[Opening EXERCISE DATA section]

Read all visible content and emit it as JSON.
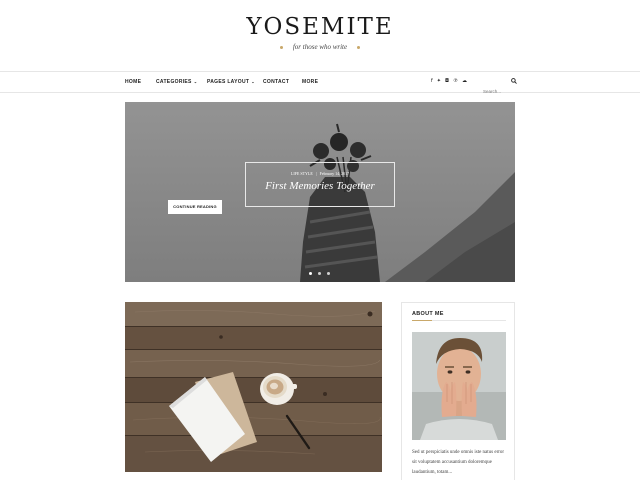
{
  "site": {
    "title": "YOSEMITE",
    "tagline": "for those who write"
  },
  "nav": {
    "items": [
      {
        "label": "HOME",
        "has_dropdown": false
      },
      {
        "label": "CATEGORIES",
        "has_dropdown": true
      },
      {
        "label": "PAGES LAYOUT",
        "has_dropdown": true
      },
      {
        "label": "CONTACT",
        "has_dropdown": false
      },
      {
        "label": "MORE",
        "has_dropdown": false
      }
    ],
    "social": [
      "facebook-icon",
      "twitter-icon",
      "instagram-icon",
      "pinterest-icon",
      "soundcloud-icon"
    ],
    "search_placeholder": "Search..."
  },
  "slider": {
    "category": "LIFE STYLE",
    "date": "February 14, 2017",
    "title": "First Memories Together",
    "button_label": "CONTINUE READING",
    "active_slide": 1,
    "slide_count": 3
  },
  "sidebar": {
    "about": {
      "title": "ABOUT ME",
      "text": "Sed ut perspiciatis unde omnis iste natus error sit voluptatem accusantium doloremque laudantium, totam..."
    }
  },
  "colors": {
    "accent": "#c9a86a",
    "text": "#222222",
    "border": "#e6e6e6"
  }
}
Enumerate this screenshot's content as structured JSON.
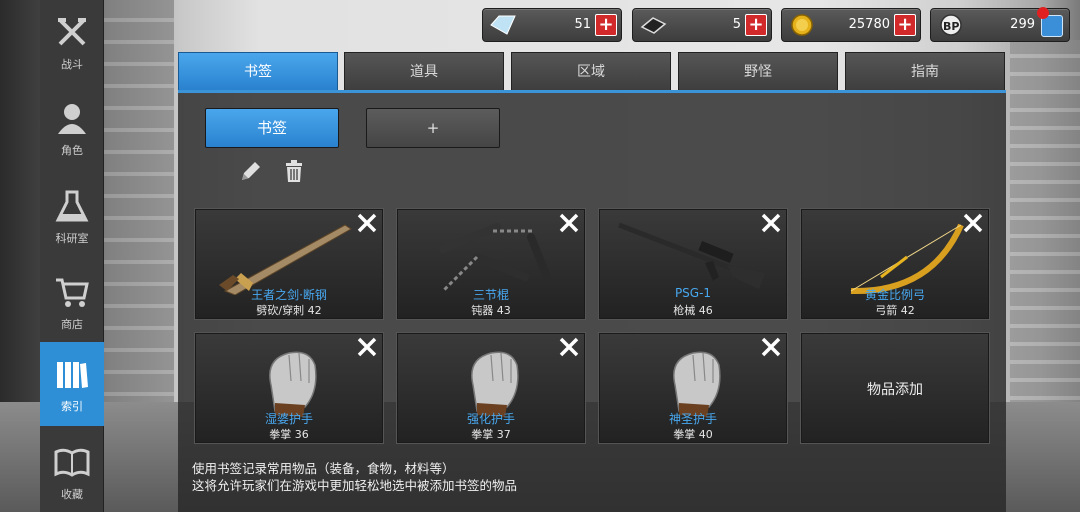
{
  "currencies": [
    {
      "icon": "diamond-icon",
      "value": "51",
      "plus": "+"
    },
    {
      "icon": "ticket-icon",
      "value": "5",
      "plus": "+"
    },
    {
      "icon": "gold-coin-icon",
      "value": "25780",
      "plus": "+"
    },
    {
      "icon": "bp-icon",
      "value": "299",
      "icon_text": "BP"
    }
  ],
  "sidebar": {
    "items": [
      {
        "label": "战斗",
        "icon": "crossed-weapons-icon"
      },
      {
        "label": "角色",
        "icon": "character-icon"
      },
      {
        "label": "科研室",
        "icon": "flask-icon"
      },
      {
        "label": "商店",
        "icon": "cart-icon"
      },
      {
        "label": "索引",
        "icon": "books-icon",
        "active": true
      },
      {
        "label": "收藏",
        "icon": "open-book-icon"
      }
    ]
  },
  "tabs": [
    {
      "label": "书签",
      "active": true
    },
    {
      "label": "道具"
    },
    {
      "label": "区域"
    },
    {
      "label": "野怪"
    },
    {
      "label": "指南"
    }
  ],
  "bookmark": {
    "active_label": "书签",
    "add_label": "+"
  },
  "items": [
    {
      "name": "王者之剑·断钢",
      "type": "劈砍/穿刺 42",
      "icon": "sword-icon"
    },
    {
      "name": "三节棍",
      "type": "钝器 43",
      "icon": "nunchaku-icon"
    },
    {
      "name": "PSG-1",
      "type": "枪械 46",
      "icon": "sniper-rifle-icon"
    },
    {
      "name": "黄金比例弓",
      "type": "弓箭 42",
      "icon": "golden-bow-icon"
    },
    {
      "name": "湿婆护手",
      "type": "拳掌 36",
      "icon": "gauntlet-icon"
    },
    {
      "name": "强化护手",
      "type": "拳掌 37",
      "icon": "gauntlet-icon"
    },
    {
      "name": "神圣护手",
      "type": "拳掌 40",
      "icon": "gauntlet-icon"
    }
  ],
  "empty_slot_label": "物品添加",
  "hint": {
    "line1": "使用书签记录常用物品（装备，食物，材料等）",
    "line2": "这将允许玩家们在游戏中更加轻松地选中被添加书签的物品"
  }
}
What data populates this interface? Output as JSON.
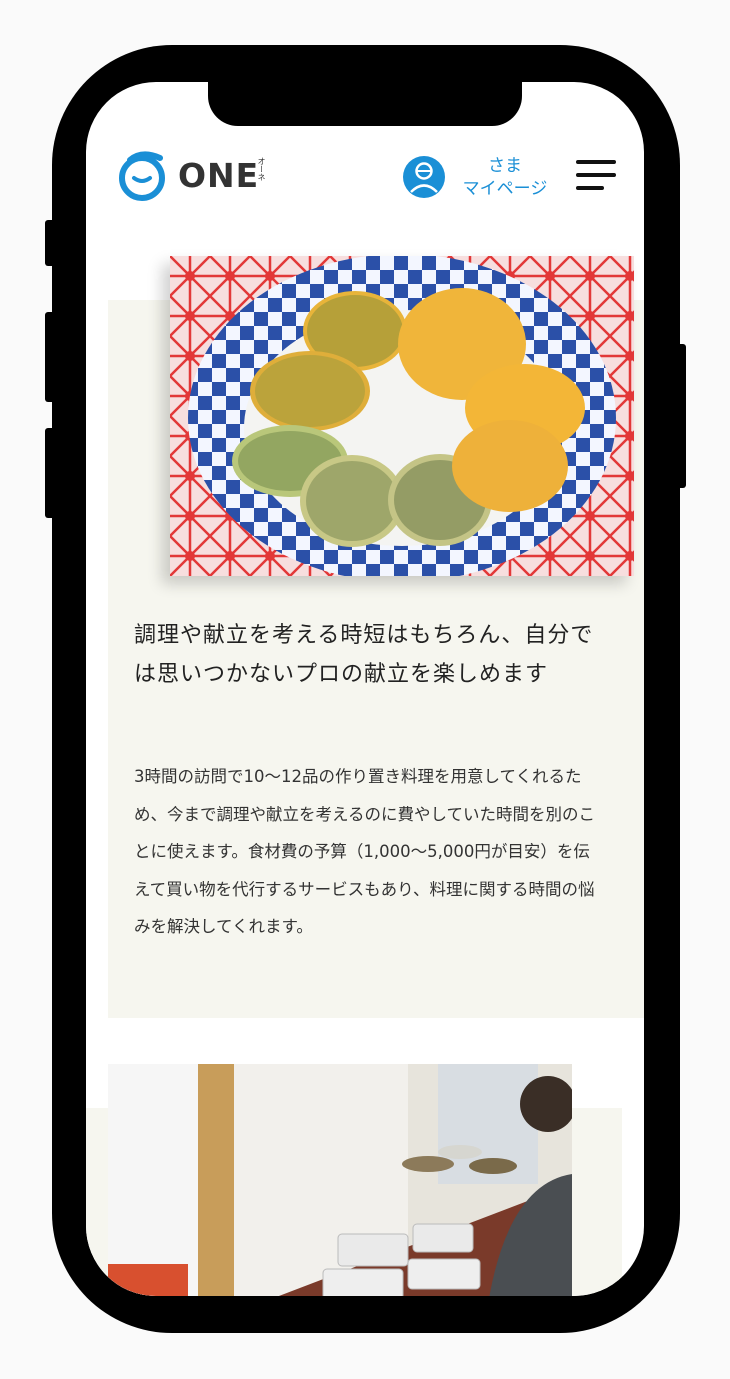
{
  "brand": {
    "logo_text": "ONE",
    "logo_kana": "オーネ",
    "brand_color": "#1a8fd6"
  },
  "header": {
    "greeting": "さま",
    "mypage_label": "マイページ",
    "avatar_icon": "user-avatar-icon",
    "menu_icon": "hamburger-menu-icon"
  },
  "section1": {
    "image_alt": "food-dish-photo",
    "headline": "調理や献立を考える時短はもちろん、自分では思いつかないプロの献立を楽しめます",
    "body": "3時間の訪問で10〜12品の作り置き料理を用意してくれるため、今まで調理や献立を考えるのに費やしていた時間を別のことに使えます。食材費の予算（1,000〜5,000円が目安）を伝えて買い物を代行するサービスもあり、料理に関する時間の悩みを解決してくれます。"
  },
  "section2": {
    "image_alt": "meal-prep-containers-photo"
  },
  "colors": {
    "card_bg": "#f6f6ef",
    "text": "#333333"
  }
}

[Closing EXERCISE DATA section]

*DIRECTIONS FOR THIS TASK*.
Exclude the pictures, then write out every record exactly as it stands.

*TASK OUTPUT*.
Read all visible content and emit it as JSON.
{
  "site": {
    "title": "YOSEMITE",
    "tagline": "for those who write"
  },
  "nav": {
    "items": [
      {
        "label": "HOME",
        "has_dropdown": false
      },
      {
        "label": "CATEGORIES",
        "has_dropdown": true
      },
      {
        "label": "PAGES LAYOUT",
        "has_dropdown": true
      },
      {
        "label": "CONTACT",
        "has_dropdown": false
      },
      {
        "label": "MORE",
        "has_dropdown": false
      }
    ],
    "social": [
      "facebook-icon",
      "twitter-icon",
      "instagram-icon",
      "pinterest-icon",
      "soundcloud-icon"
    ],
    "search_placeholder": "Search..."
  },
  "slider": {
    "category": "LIFE STYLE",
    "date": "February 14, 2017",
    "title": "First Memories Together",
    "button_label": "CONTINUE READING",
    "active_slide": 1,
    "slide_count": 3
  },
  "sidebar": {
    "about": {
      "title": "ABOUT ME",
      "text": "Sed ut perspiciatis unde omnis iste natus error sit voluptatem accusantium doloremque laudantium, totam..."
    }
  },
  "colors": {
    "accent": "#c9a86a",
    "text": "#222222",
    "border": "#e6e6e6"
  }
}
Enumerate this screenshot's content as structured JSON.
{
  "currencies": [
    {
      "icon": "diamond-icon",
      "value": "51",
      "plus": "+"
    },
    {
      "icon": "ticket-icon",
      "value": "5",
      "plus": "+"
    },
    {
      "icon": "gold-coin-icon",
      "value": "25780",
      "plus": "+"
    },
    {
      "icon": "bp-icon",
      "value": "299",
      "icon_text": "BP"
    }
  ],
  "sidebar": {
    "items": [
      {
        "label": "战斗",
        "icon": "crossed-weapons-icon"
      },
      {
        "label": "角色",
        "icon": "character-icon"
      },
      {
        "label": "科研室",
        "icon": "flask-icon"
      },
      {
        "label": "商店",
        "icon": "cart-icon"
      },
      {
        "label": "索引",
        "icon": "books-icon",
        "active": true
      },
      {
        "label": "收藏",
        "icon": "open-book-icon"
      }
    ]
  },
  "tabs": [
    {
      "label": "书签",
      "active": true
    },
    {
      "label": "道具"
    },
    {
      "label": "区域"
    },
    {
      "label": "野怪"
    },
    {
      "label": "指南"
    }
  ],
  "bookmark": {
    "active_label": "书签",
    "add_label": "+"
  },
  "items": [
    {
      "name": "王者之剑·断钢",
      "type": "劈砍/穿刺 42",
      "icon": "sword-icon"
    },
    {
      "name": "三节棍",
      "type": "钝器 43",
      "icon": "nunchaku-icon"
    },
    {
      "name": "PSG-1",
      "type": "枪械 46",
      "icon": "sniper-rifle-icon"
    },
    {
      "name": "黄金比例弓",
      "type": "弓箭 42",
      "icon": "golden-bow-icon"
    },
    {
      "name": "湿婆护手",
      "type": "拳掌 36",
      "icon": "gauntlet-icon"
    },
    {
      "name": "强化护手",
      "type": "拳掌 37",
      "icon": "gauntlet-icon"
    },
    {
      "name": "神圣护手",
      "type": "拳掌 40",
      "icon": "gauntlet-icon"
    }
  ],
  "empty_slot_label": "物品添加",
  "hint": {
    "line1": "使用书签记录常用物品（装备，食物，材料等）",
    "line2": "这将允许玩家们在游戏中更加轻松地选中被添加书签的物品"
  }
}
What data populates this interface? Output as JSON.
{
  "brand": {
    "logo_text": "ONE",
    "logo_kana": "オーネ",
    "brand_color": "#1a8fd6"
  },
  "header": {
    "greeting": "さま",
    "mypage_label": "マイページ",
    "avatar_icon": "user-avatar-icon",
    "menu_icon": "hamburger-menu-icon"
  },
  "section1": {
    "image_alt": "food-dish-photo",
    "headline": "調理や献立を考える時短はもちろん、自分では思いつかないプロの献立を楽しめます",
    "body": "3時間の訪問で10〜12品の作り置き料理を用意してくれるため、今まで調理や献立を考えるのに費やしていた時間を別のことに使えます。食材費の予算（1,000〜5,000円が目安）を伝えて買い物を代行するサービスもあり、料理に関する時間の悩みを解決してくれます。"
  },
  "section2": {
    "image_alt": "meal-prep-containers-photo"
  },
  "colors": {
    "card_bg": "#f6f6ef",
    "text": "#333333"
  }
}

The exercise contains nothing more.